As to the St. Louis Fed Financial Stress Index, the mothership that aggregates the VIX, MOVE, yield spread, stock prices and about a dozen interest rates over the past week. Now, some of these individual components have forward-looking value—like the yield spread. But when you lump the few valuable forward indicators with the VIX, the S&P 500, recent bond yields (which the yield spread would already reflect) and LIBOR, it’s pretty clear you’ve got an arbitrary gathering of 18 ... umm ... things? That’s unlikely to be much more predictive than a single series.
But you don’t need to look at the “volatility” or “stress” gauges to see how calm markets have been lately. Just look at stocks themselves! Since the beginning of the year, we’ve seen only 8 days with S&P 500 Price Returns of -1% or lower (that’s one per every 12 trading days). For scale: the average is typically one per every 8.2 trading days (12/31/1982-12/31/2013). Of the 345 complete quarters since 1927, only 39 had flatter returns than Q1 2014. There have been some ups and downs, but the range is overall very narrow—just some muted bouncing in a slightly higher overall trajectory.

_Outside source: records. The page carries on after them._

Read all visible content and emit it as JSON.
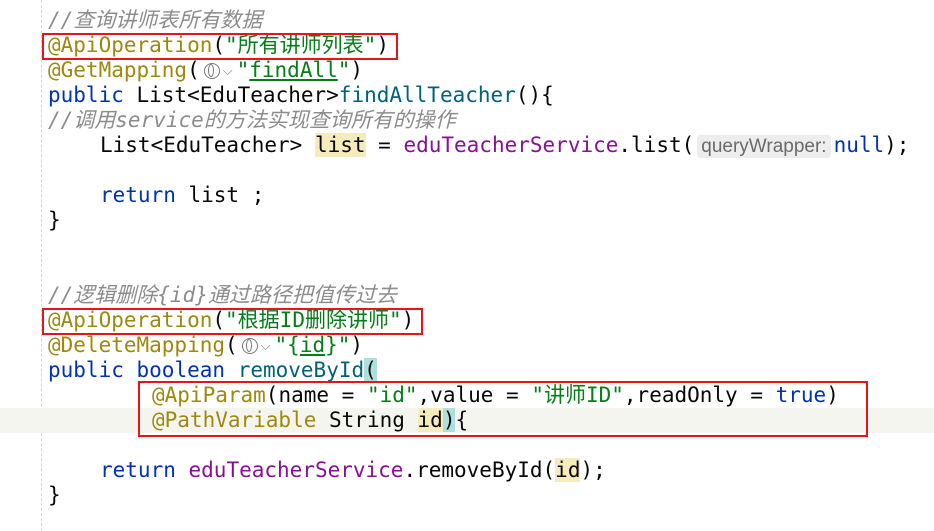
{
  "code": {
    "l1_comment": "//查询讲师表所有数据",
    "l2_anno": "@ApiOperation",
    "l2_open": "(",
    "l2_str": "\"所有讲师列表\"",
    "l2_close": ")",
    "l3_anno": "@GetMapping",
    "l3_open": "(",
    "l3_q1": "\"",
    "l3_path": "findAll",
    "l3_q2": "\"",
    "l3_close": ")",
    "l4_kw": "public",
    "l4_rest": " List<EduTeacher>",
    "l4_method": "findAllTeacher",
    "l4_end": "(){",
    "l5_comment": "//调用service的方法实现查询所有的操作",
    "l6_type": "List<EduTeacher> ",
    "l6_var": "list",
    "l6_eq": " = ",
    "l6_field": "eduTeacherService",
    "l6_call": ".list(",
    "l6_hint": "queryWrapper:",
    "l6_null": "null",
    "l6_end": ");",
    "l8_kw": "return",
    "l8_rest": " list ;",
    "l9_brace": "}",
    "l12_comment": "//逻辑删除{id}通过路径把值传过去",
    "l13_anno": "@ApiOperation",
    "l13_open": "(",
    "l13_str": "\"根据ID删除讲师\"",
    "l13_close": ")",
    "l14_anno": "@DeleteMapping",
    "l14_open": "(",
    "l14_q1": "\"{",
    "l14_path": "id",
    "l14_q2": "}\"",
    "l14_close": ")",
    "l15_kw1": "public",
    "l15_kw2": "boolean",
    "l15_method": "removeById",
    "l15_paren": "(",
    "l16_anno": "@ApiParam",
    "l16_a": "(name = ",
    "l16_s1": "\"id\"",
    "l16_b": ",value = ",
    "l16_s2": "\"讲师ID\"",
    "l16_c": ",readOnly = ",
    "l16_true": "true",
    "l16_d": ")",
    "l17_anno": "@PathVariable",
    "l17_type": " String ",
    "l17_var": "id",
    "l17_paren": ")",
    "l17_brace": "{",
    "l19_kw": "return",
    "l19_field": "eduTeacherService",
    "l19_call": ".removeById(",
    "l19_var": "id",
    "l19_end": ");",
    "l20_brace": "}"
  },
  "colors": {
    "keyword": "#0033b3",
    "annotation": "#9e880d",
    "string": "#067d17",
    "field": "#871094",
    "comment": "#8c8c8c",
    "highlight_box": "#e8141c"
  },
  "icons": [
    "globe-icon",
    "chevron-down-icon"
  ]
}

There isn’t anything inherently meaningful in this, though—it doesn’t mean we’re seeing some sort of inflection point, reverting to the mean after a big 2013, on the verge of a correction, in for more flat-but-bouncy times or anything else. It’s just markets being markets. Reading into volatility is sheer folly.
Leaving volatility aside, most evidence suggests the bull market likely continues, in our view. In recent months, retail sales, factory orders and the ISM’s services and manufacturing gauges all showed growth continued. The Conference Board’s US Leading Economic Index (LEI) is high and rising, implying US economic growth likely keeps chugging along going forward. Only 3 of the 12 countries The Conference Board publishes LEI for fell in their latest reading (Brazil, Mexico and Japan). A growing global economy is fuel for continued profit growth, and it doesn’t get much more fundamental for stocks than that.
With more bull market, more volatility likely comes too—and that’s a good thing. Many people think volatility equals more drops, but volatility is simply movement. Markets can’t go up if they aren’t moving at all. It’s no coincidence this low-volatility period has come with small returns. Sure, with more movement investors will probably experience more occasional downward wobbles—but that’s just how markets work. Oh, and when those wobbles come, they won’t indicate what comes next.
If you would like to contact the editors responsible for this article, please click here.
*The content contained in this article represents only the opinions and viewpoints of the Fisher Investments editorial staff.